_ABOUT THIS EXERCISE_. Give the records again exactly. Pictures do not belong in the copy.

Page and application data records
┌──

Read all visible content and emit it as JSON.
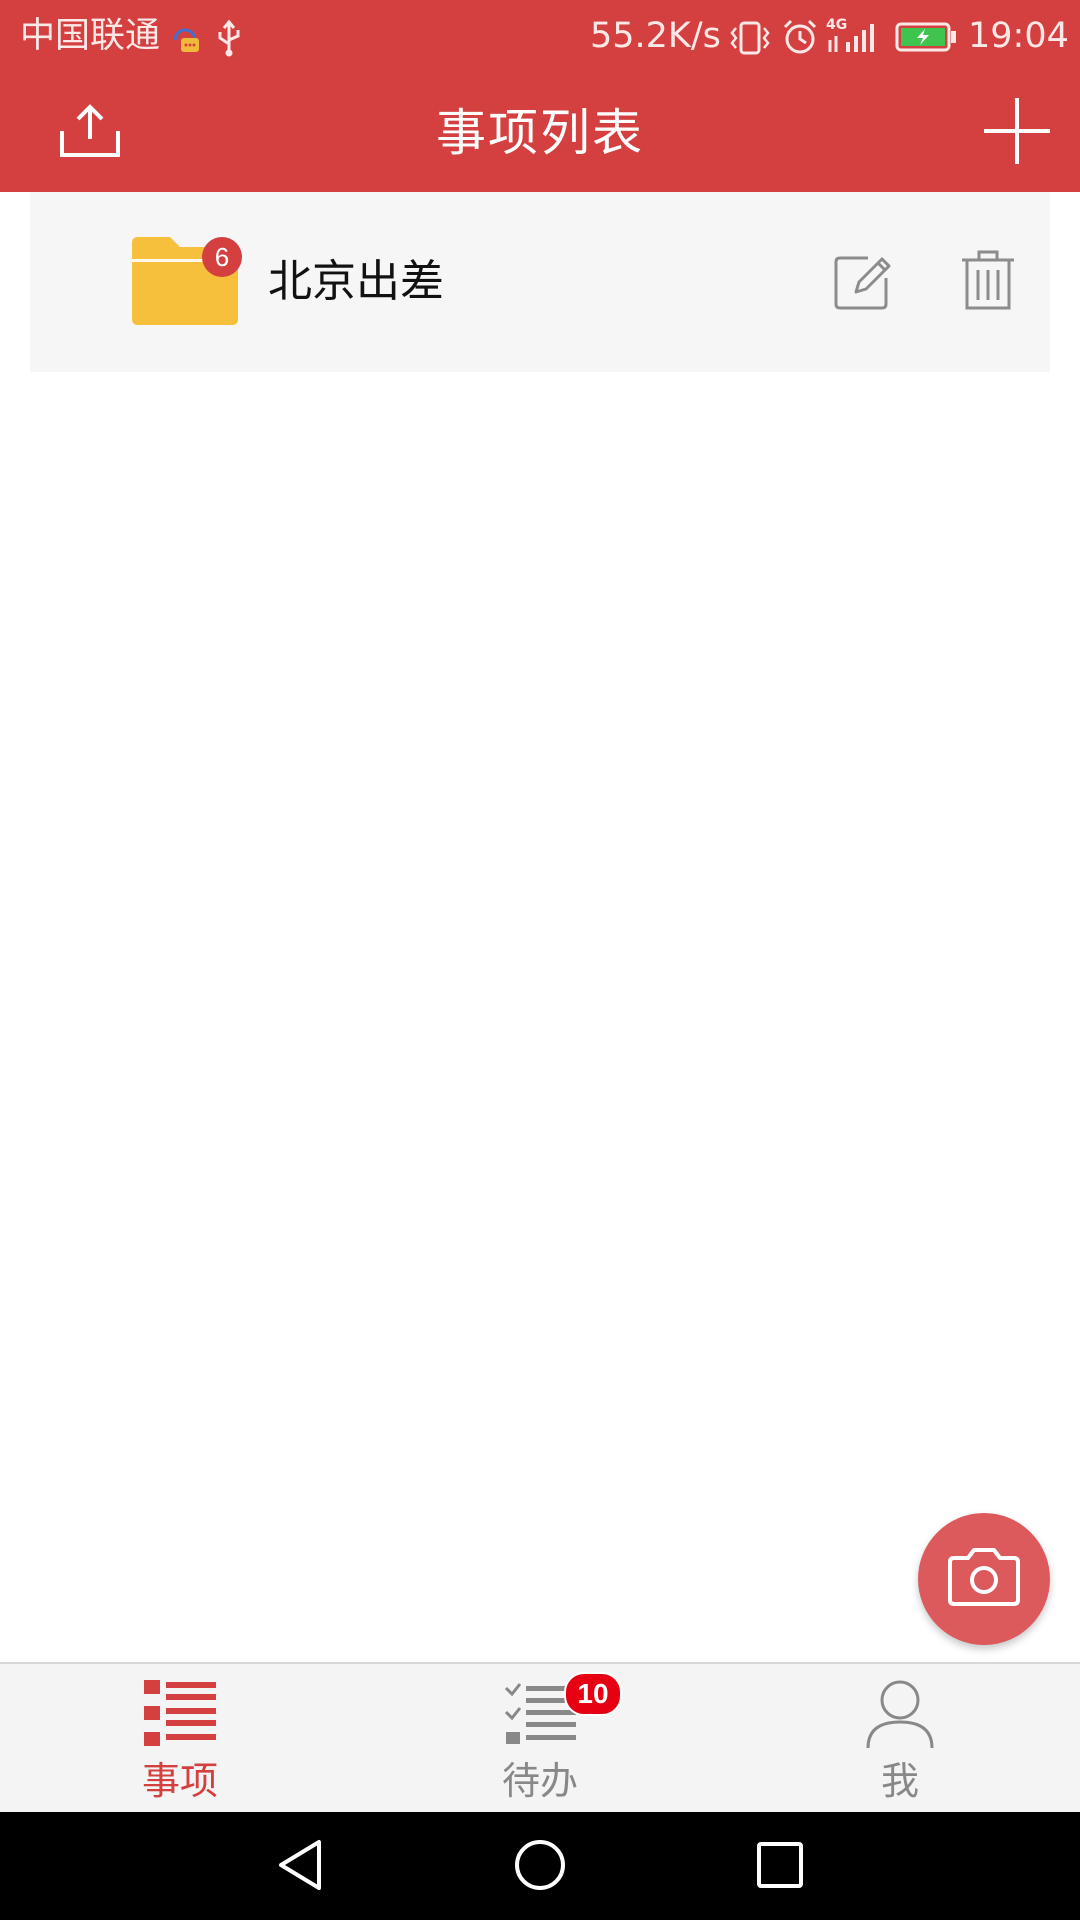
{
  "status_bar": {
    "carrier": "中国联通",
    "net_speed": "55.2K/s",
    "network_type": "4G",
    "time": "19:04",
    "icons": [
      "chat-notification-icon",
      "usb-icon",
      "vibrate-icon",
      "alarm-icon",
      "signal-icon",
      "battery-charging-icon"
    ]
  },
  "app_bar": {
    "title": "事项列表",
    "left_icon": "upload-icon",
    "right_icon": "add-icon"
  },
  "list": {
    "items": [
      {
        "label": "北京出差",
        "count": "6",
        "icon": "folder-icon",
        "actions": [
          "edit-icon",
          "trash-icon"
        ]
      }
    ]
  },
  "fab": {
    "icon": "camera-icon"
  },
  "tab_bar": {
    "tabs": [
      {
        "label": "事项",
        "icon": "list-icon",
        "active": true
      },
      {
        "label": "待办",
        "icon": "checklist-icon",
        "badge": "10",
        "active": false
      },
      {
        "label": "我",
        "icon": "person-icon",
        "active": false
      }
    ]
  },
  "nav_bar": {
    "buttons": [
      "back-icon",
      "home-icon",
      "recents-icon"
    ]
  },
  "colors": {
    "primary": "#d43f3f",
    "fab": "#dd5a5c",
    "folder": "#f7c03c",
    "badge_red": "#e60012",
    "tab_active": "#d43f3f",
    "tab_inactive": "#888888",
    "list_bg": "#f6f6f6"
  }
}
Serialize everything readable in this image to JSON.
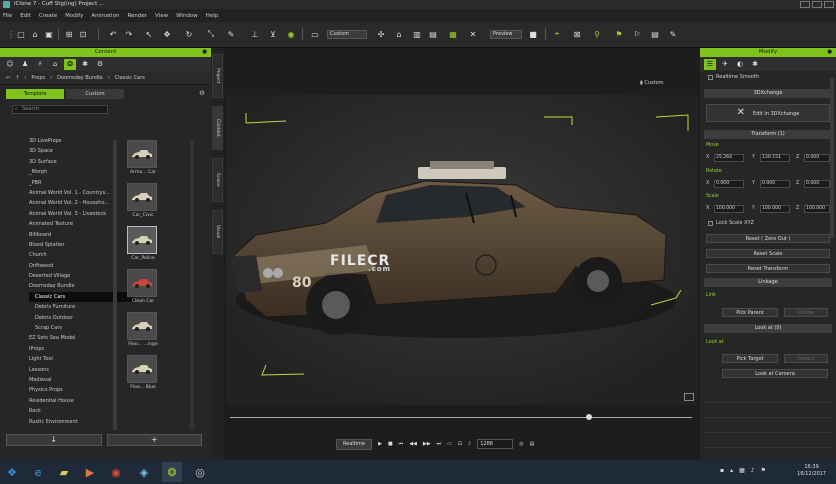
{
  "titlebar": {
    "title": "iClone 7 - Cuff Stg(ing) Project ..."
  },
  "menu": [
    "File",
    "Edit",
    "Create",
    "Modify",
    "Animation",
    "Render",
    "View",
    "Window",
    "Help"
  ],
  "toolbar": {
    "camera_dropdown": "Custom",
    "preview_dropdown": "Preview"
  },
  "content": {
    "title": "Content",
    "breadcrumb": [
      "Props",
      "Doomsday Bundle",
      "Classic Cars"
    ],
    "tabs": [
      "Template",
      "Custom"
    ],
    "search_placeholder": "Search",
    "tree": [
      "3D LiveProps",
      "3D Space",
      "3D Surface",
      "_Morph",
      "_PBR",
      "Animal World Vol. 1 - Countrys...",
      "Animal World Vol. 2 - Househo...",
      "Animal World Vol. 3 - Livestock",
      "Animated Texture",
      "Billboard",
      "Blood Splatter",
      "Church",
      "Driftwood",
      "Deserted Village",
      "Doomsday Bundle",
      "Classic Cars",
      "Debris Furniture",
      "Debris Outdoor",
      "Scrap Cars",
      "EZ Sets Sea Model",
      "iProps",
      "Light Tool",
      "Lessons",
      "Medieval",
      "Physics Props",
      "Residential House",
      "Rock",
      "Rustic Environment"
    ],
    "tree_selected": "Classic Cars",
    "thumbs": [
      "Armo... Car",
      "Car_Civic",
      "Car_Police",
      "Clean Car",
      "Floo... ...inge",
      "Floo... Blue"
    ],
    "thumb_selected": "Car_Police",
    "bottom_buttons": [
      "↓",
      "+"
    ]
  },
  "side_tabs": [
    "Project",
    "Content",
    "Scene",
    "Visual"
  ],
  "viewport": {
    "preset_label": "Custom",
    "watermark_main": "FILECR",
    "watermark_sub": ".com",
    "car_number": "80"
  },
  "playback": {
    "realtime": "Realtime",
    "frame": "1288"
  },
  "modify": {
    "title": "Modify",
    "realtime_smooth": "Realtime Smooth",
    "sec_3dxchange": "3DXchange",
    "edit_3dx": "Edit in 3DXchange",
    "sec_transform": "Transform (1)",
    "move_label": "Move",
    "move": {
      "x": "25.264",
      "y": "130.151",
      "z": "0.000"
    },
    "rotate_label": "Rotate",
    "rotate": {
      "x": "0.000",
      "y": "0.000",
      "z": "0.000"
    },
    "scale_label": "Scale",
    "scale": {
      "x": "100.000",
      "y": "100.000",
      "z": "100.000"
    },
    "lock_scale": "Lock Scale XYZ",
    "reset_zero": "Reset ( Zero Out )",
    "reset_scale": "Reset Scale",
    "reset_transform": "Reset Transform",
    "sec_linkage": "Linkage",
    "link_label": "Link",
    "pick_parent": "Pick Parent",
    "unlink": "Unlink",
    "sec_lookat": "Look at (0)",
    "lookat_label": "Look at",
    "pick_target": "Pick Target",
    "detach": "Detach",
    "lookat_camera": "Look at Camera"
  },
  "clock": {
    "time": "16:39",
    "date": "16/12/2017"
  }
}
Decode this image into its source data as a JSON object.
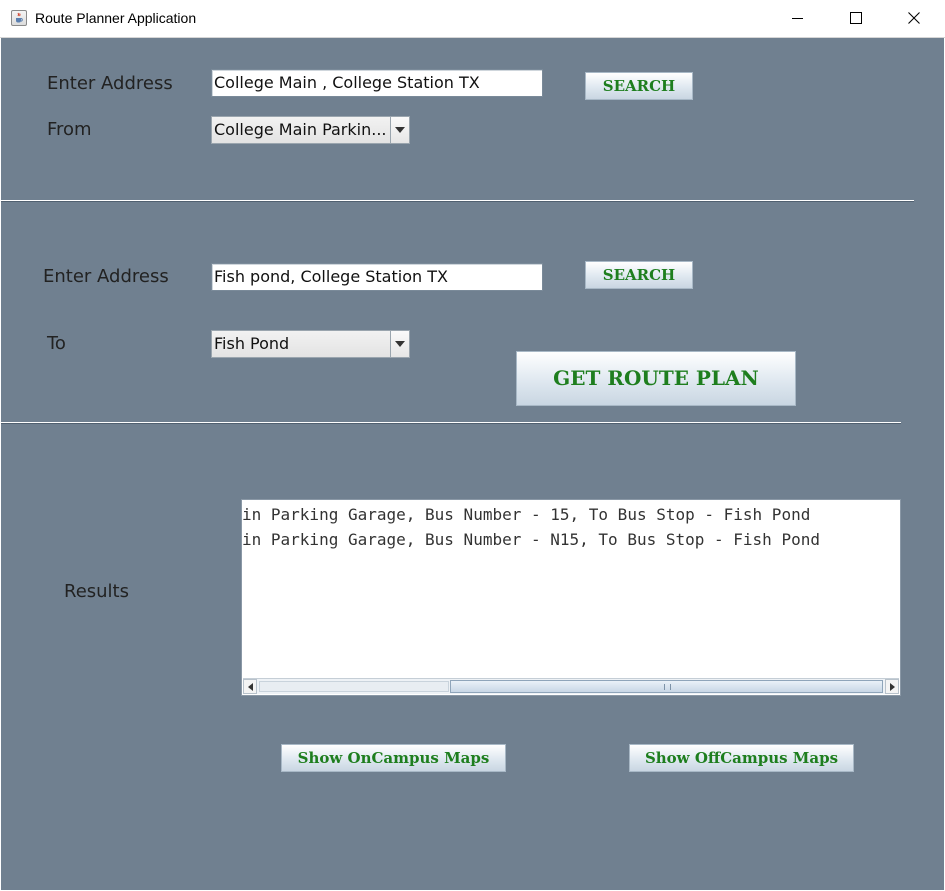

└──

_COMPLETED EXERCISE_.
Read all visible content and emit it as JSON.
{
  "status_bar": {
    "carrier": "中国联通",
    "net_speed": "55.2K/s",
    "network_type": "4G",
    "time": "19:04",
    "icons": [
      "chat-notification-icon",
      "usb-icon",
      "vibrate-icon",
      "alarm-icon",
      "signal-icon",
      "battery-charging-icon"
    ]
  },
  "app_bar": {
    "title": "事项列表",
    "left_icon": "upload-icon",
    "right_icon": "add-icon"
  },
  "list": {
    "items": [
      {
        "label": "北京出差",
        "count": "6",
        "icon": "folder-icon",
        "actions": [
          "edit-icon",
          "trash-icon"
        ]
      }
    ]
  },
  "fab": {
    "icon": "camera-icon"
  },
  "tab_bar": {
    "tabs": [
      {
        "label": "事项",
        "icon": "list-icon",
        "active": true
      },
      {
        "label": "待办",
        "icon": "checklist-icon",
        "badge": "10",
        "active": false
      },
      {
        "label": "我",
        "icon": "person-icon",
        "active": false
      }
    ]
  },
  "nav_bar": {
    "buttons": [
      "back-icon",
      "home-icon",
      "recents-icon"
    ]
  },
  "colors": {
    "primary": "#d43f3f",
    "fab": "#dd5a5c",
    "folder": "#f7c03c",
    "badge_red": "#e60012",
    "tab_active": "#d43f3f",
    "tab_inactive": "#888888",
    "list_bg": "#f6f6f6"
  }
}
Serialize everything readable in this image to JSON.
{
  "titlebar": {
    "title": "iClone 7 - Cuff Stg(ing) Project ..."
  },
  "menu": [
    "File",
    "Edit",
    "Create",
    "Modify",
    "Animation",
    "Render",
    "View",
    "Window",
    "Help"
  ],
  "toolbar": {
    "camera_dropdown": "Custom",
    "preview_dropdown": "Preview"
  },
  "content": {
    "title": "Content",
    "breadcrumb": [
      "Props",
      "Doomsday Bundle",
      "Classic Cars"
    ],
    "tabs": [
      "Template",
      "Custom"
    ],
    "search_placeholder": "Search",
    "tree": [
      "3D LiveProps",
      "3D Space",
      "3D Surface",
      "_Morph",
      "_PBR",
      "Animal World Vol. 1 - Countrys...",
      "Animal World Vol. 2 - Househo...",
      "Animal World Vol. 3 - Livestock",
      "Animated Texture",
      "Billboard",
      "Blood Splatter",
      "Church",
      "Driftwood",
      "Deserted Village",
      "Doomsday Bundle",
      "Classic Cars",
      "Debris Furniture",
      "Debris Outdoor",
      "Scrap Cars",
      "EZ Sets Sea Model",
      "iProps",
      "Light Tool",
      "Lessons",
      "Medieval",
      "Physics Props",
      "Residential House",
      "Rock",
      "Rustic Environment"
    ],
    "tree_selected": "Classic Cars",
    "thumbs": [
      "Armo... Car",
      "Car_Civic",
      "Car_Police",
      "Clean Car",
      "Floo... ...inge",
      "Floo... Blue"
    ],
    "thumb_selected": "Car_Police",
    "bottom_buttons": [
      "↓",
      "+"
    ]
  },
  "side_tabs": [
    "Project",
    "Content",
    "Scene",
    "Visual"
  ],
  "viewport": {
    "preset_label": "Custom",
    "watermark_main": "FILECR",
    "watermark_sub": ".com",
    "car_number": "80"
  },
  "playback": {
    "realtime": "Realtime",
    "frame": "1288"
  },
  "modify": {
    "title": "Modify",
    "realtime_smooth": "Realtime Smooth",
    "sec_3dxchange": "3DXchange",
    "edit_3dx": "Edit in 3DXchange",
    "sec_transform": "Transform (1)",
    "move_label": "Move",
    "move": {
      "x": "25.264",
      "y": "130.151",
      "z": "0.000"
    },
    "rotate_label": "Rotate",
    "rotate": {
      "x": "0.000",
      "y": "0.000",
      "z": "0.000"
    },
    "scale_label": "Scale",
    "scale": {
      "x": "100.000",
      "y": "100.000",
      "z": "100.000"
    },
    "lock_scale": "Lock Scale XYZ",
    "reset_zero": "Reset ( Zero Out )",
    "reset_scale": "Reset Scale",
    "reset_transform": "Reset Transform",
    "sec_linkage": "Linkage",
    "link_label": "Link",
    "pick_parent": "Pick Parent",
    "unlink": "Unlink",
    "sec_lookat": "Look at (0)",
    "lookat_label": "Look at",
    "pick_target": "Pick Target",
    "detach": "Detach",
    "lookat_camera": "Look at Camera"
  },
  "clock": {
    "time": "16:39",
    "date": "16/12/2017"
  }
}
Decode this image into its source data as a JSON object.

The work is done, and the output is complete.